Collected data
——
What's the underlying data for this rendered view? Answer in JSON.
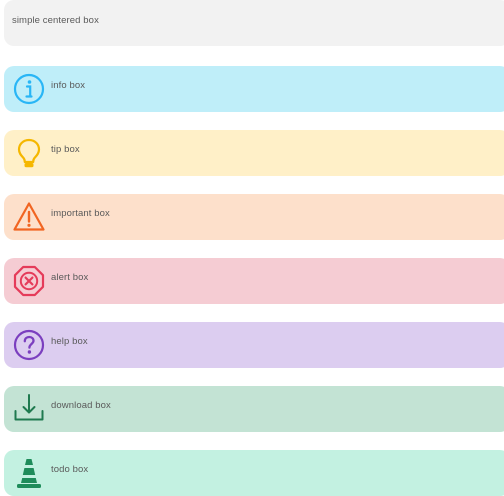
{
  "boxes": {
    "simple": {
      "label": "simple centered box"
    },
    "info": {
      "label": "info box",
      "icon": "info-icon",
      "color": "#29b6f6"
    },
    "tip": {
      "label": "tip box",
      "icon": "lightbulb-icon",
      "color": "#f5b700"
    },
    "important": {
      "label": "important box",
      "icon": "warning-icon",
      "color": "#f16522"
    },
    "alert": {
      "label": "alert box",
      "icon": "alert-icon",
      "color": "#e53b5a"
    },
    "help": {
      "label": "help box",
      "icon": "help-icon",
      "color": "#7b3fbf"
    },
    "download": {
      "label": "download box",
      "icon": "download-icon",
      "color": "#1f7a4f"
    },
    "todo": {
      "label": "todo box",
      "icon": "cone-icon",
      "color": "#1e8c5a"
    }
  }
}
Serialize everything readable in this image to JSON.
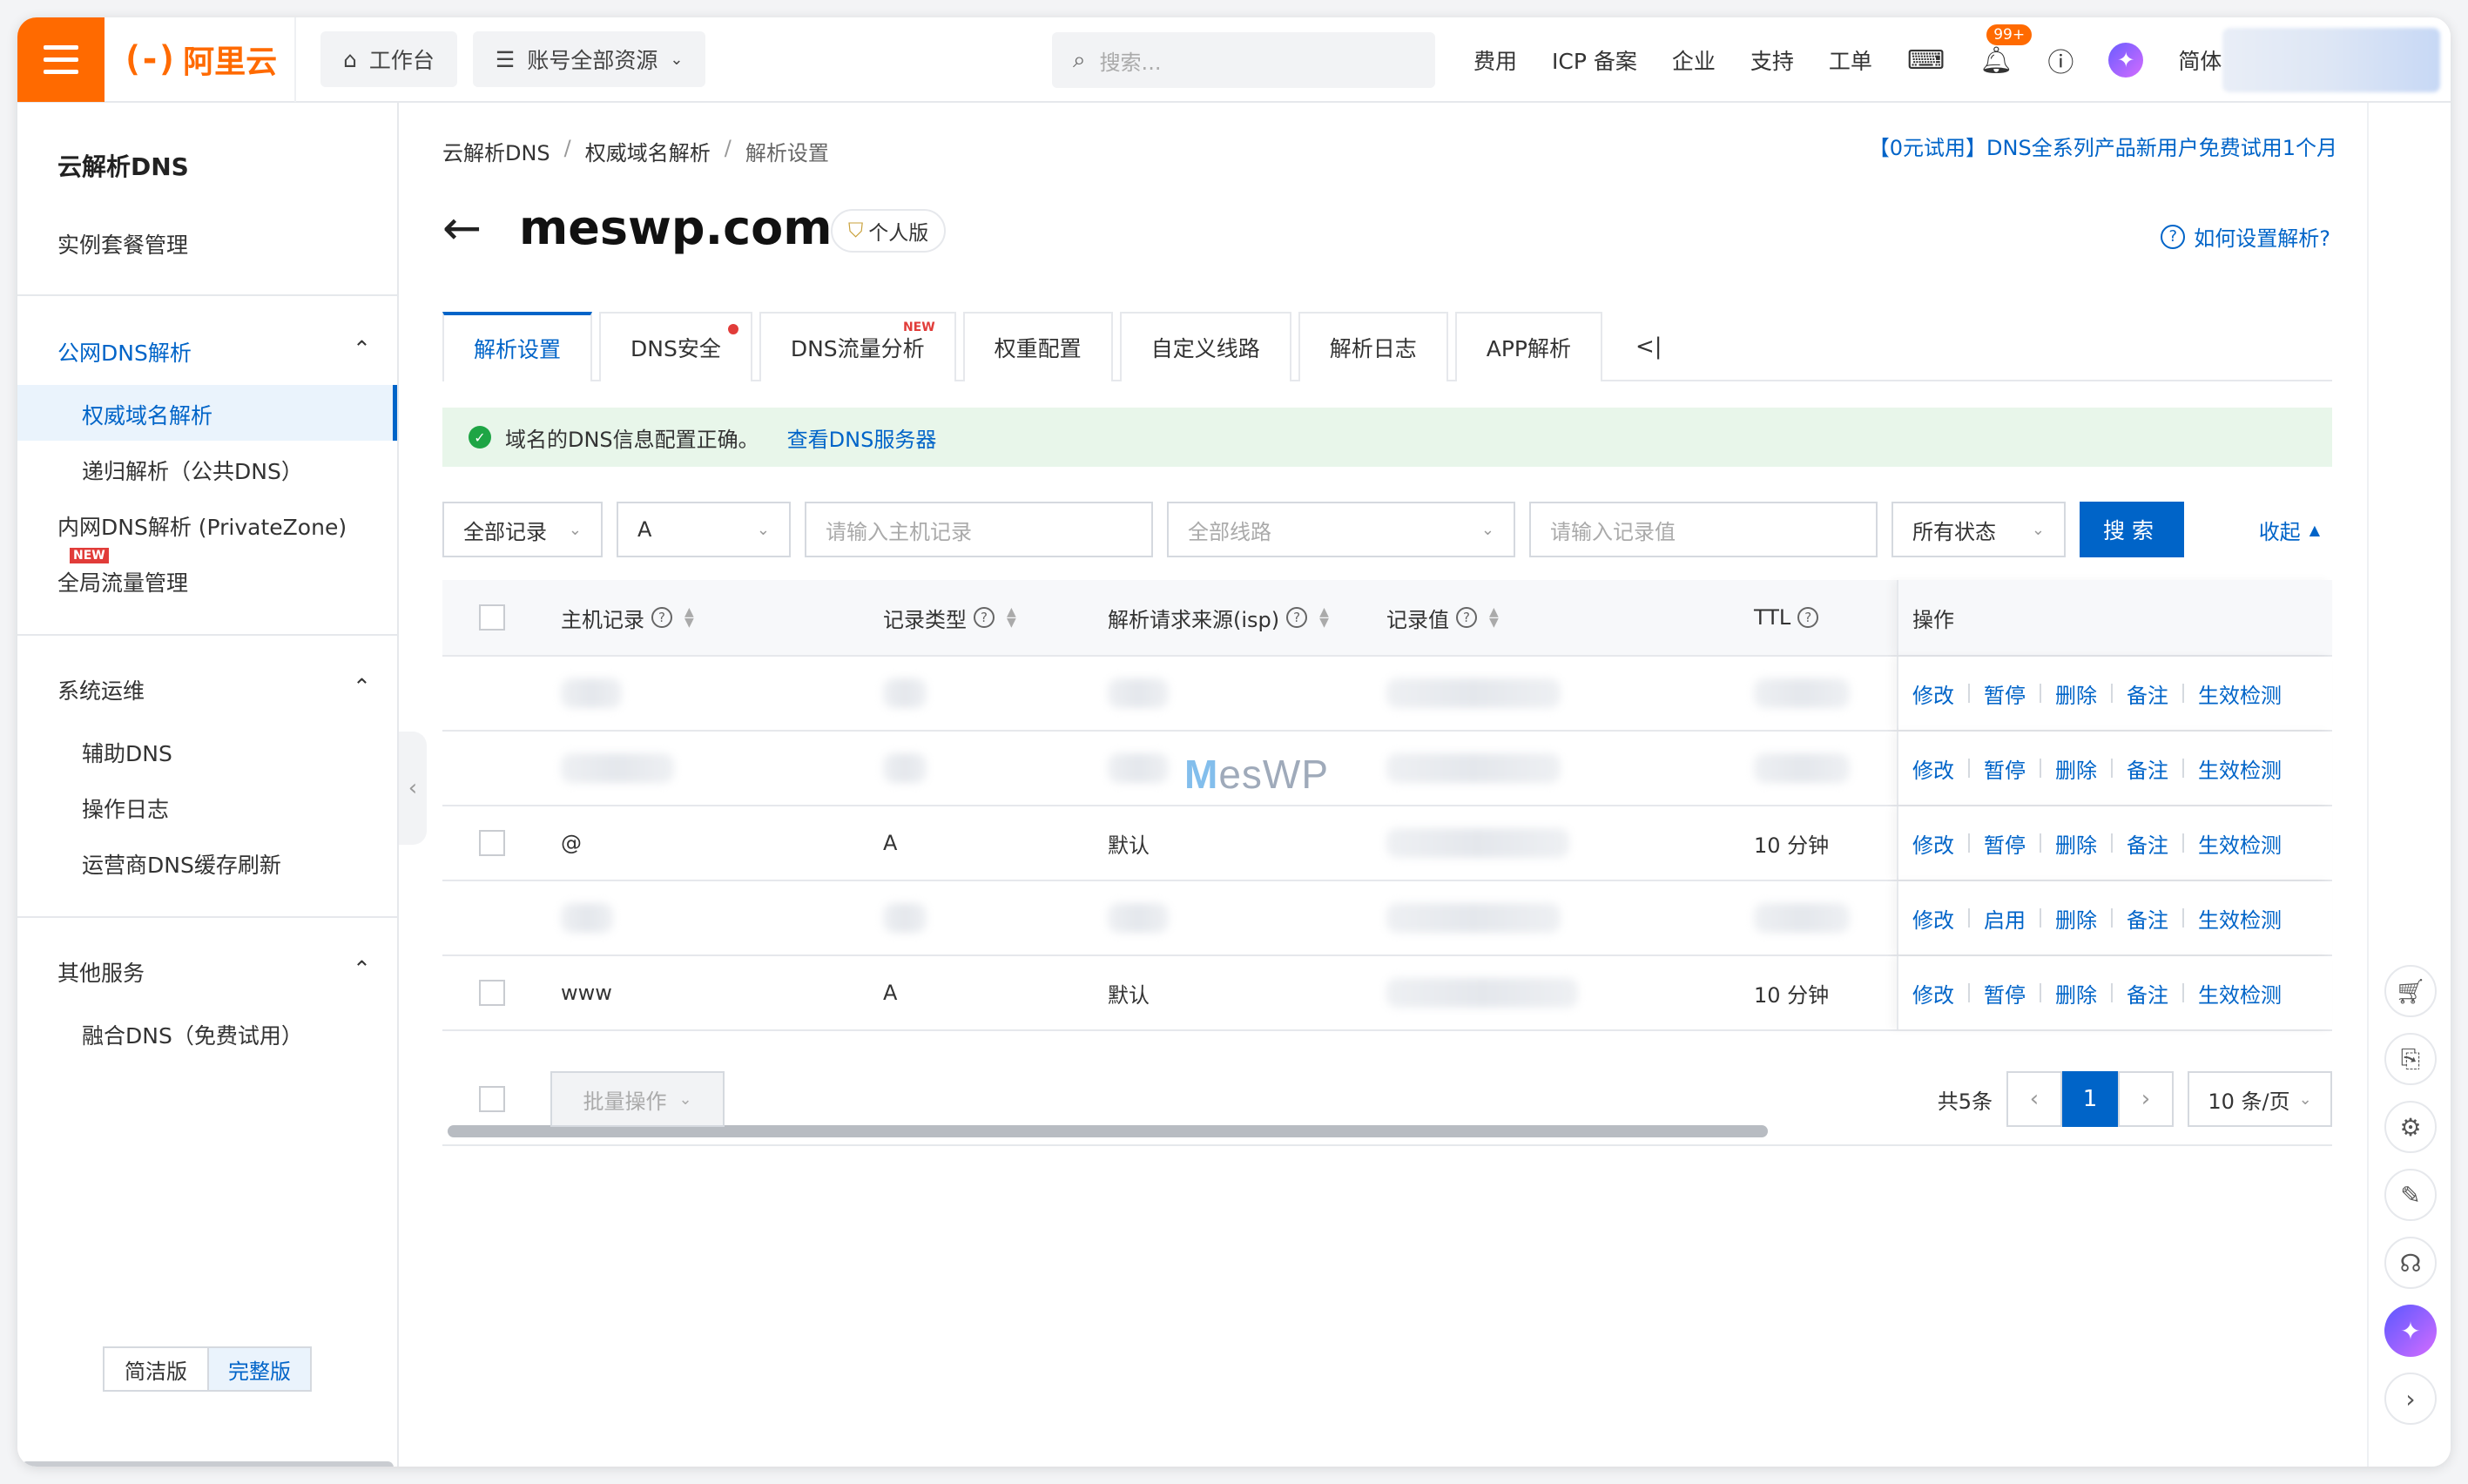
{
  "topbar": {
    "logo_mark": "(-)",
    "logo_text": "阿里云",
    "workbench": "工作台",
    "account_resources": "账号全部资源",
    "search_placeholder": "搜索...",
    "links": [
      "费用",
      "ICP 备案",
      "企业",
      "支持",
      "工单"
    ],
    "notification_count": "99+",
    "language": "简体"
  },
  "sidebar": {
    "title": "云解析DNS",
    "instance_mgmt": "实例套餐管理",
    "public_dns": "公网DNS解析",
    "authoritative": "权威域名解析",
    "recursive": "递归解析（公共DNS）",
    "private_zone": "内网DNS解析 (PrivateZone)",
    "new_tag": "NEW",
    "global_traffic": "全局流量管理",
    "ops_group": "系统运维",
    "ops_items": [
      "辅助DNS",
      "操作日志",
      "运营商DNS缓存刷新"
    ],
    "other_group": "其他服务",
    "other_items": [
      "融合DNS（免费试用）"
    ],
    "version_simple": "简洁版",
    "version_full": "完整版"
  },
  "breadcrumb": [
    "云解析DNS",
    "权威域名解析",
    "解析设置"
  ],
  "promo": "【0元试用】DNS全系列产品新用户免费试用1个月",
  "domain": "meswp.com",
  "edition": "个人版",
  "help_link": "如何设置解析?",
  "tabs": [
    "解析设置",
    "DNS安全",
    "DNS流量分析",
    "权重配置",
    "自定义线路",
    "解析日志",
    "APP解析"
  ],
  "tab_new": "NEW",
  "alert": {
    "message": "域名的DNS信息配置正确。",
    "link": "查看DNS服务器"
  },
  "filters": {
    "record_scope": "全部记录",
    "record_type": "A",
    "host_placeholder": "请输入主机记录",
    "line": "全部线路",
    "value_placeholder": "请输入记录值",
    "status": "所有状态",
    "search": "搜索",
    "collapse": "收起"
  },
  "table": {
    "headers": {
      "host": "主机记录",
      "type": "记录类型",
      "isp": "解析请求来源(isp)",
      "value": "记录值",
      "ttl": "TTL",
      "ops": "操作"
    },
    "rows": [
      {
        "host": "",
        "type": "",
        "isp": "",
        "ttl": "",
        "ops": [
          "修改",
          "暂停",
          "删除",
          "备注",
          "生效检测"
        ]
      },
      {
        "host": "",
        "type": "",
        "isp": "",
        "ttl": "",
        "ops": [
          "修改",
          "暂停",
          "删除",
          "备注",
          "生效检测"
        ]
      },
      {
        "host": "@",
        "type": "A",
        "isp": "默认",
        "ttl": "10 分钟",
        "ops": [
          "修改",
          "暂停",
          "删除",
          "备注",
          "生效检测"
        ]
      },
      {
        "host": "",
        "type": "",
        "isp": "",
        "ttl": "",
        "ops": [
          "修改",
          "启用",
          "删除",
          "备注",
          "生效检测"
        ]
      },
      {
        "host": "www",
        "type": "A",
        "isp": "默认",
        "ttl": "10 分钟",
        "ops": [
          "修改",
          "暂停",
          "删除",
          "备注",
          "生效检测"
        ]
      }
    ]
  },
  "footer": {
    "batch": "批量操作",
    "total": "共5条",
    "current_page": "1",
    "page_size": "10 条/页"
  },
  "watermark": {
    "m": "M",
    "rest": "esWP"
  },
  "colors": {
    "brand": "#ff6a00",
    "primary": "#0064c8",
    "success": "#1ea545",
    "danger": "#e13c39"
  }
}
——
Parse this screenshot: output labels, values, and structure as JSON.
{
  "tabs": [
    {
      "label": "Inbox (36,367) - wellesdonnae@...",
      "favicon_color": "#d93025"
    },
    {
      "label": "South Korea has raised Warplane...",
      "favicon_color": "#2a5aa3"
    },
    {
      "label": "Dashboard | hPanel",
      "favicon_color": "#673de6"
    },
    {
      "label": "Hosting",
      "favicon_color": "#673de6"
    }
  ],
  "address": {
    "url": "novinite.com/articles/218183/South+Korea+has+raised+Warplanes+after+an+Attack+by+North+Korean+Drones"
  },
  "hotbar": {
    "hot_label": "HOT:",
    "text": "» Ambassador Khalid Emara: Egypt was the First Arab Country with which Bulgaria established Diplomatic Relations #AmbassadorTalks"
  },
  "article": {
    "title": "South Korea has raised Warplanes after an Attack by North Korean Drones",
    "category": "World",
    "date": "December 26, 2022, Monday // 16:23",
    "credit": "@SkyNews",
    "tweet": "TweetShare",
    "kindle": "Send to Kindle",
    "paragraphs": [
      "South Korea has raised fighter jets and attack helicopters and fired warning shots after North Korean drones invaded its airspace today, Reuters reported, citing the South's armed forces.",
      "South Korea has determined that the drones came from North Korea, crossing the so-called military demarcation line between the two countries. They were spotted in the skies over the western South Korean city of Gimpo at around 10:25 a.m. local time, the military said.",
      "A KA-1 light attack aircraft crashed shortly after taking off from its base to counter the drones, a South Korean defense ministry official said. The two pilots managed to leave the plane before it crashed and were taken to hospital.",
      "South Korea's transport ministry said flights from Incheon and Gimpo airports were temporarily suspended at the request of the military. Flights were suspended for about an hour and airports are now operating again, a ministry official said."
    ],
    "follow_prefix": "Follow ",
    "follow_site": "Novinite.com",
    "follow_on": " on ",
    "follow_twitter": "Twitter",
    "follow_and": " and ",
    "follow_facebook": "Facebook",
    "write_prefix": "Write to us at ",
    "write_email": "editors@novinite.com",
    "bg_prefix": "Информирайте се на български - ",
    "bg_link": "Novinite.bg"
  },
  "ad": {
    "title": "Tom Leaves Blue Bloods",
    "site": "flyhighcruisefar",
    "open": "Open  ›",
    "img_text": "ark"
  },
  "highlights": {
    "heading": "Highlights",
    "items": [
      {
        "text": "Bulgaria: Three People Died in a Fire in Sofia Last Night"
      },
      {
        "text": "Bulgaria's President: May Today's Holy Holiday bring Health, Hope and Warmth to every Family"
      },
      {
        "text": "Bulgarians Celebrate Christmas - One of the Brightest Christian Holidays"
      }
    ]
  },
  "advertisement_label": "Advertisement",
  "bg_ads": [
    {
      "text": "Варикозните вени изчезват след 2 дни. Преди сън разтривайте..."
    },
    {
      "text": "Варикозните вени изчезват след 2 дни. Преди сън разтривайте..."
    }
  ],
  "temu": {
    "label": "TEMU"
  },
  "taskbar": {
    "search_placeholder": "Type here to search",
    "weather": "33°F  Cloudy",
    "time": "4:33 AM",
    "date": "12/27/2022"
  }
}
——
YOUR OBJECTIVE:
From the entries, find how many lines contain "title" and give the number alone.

WRITTEN SOLUTION:
3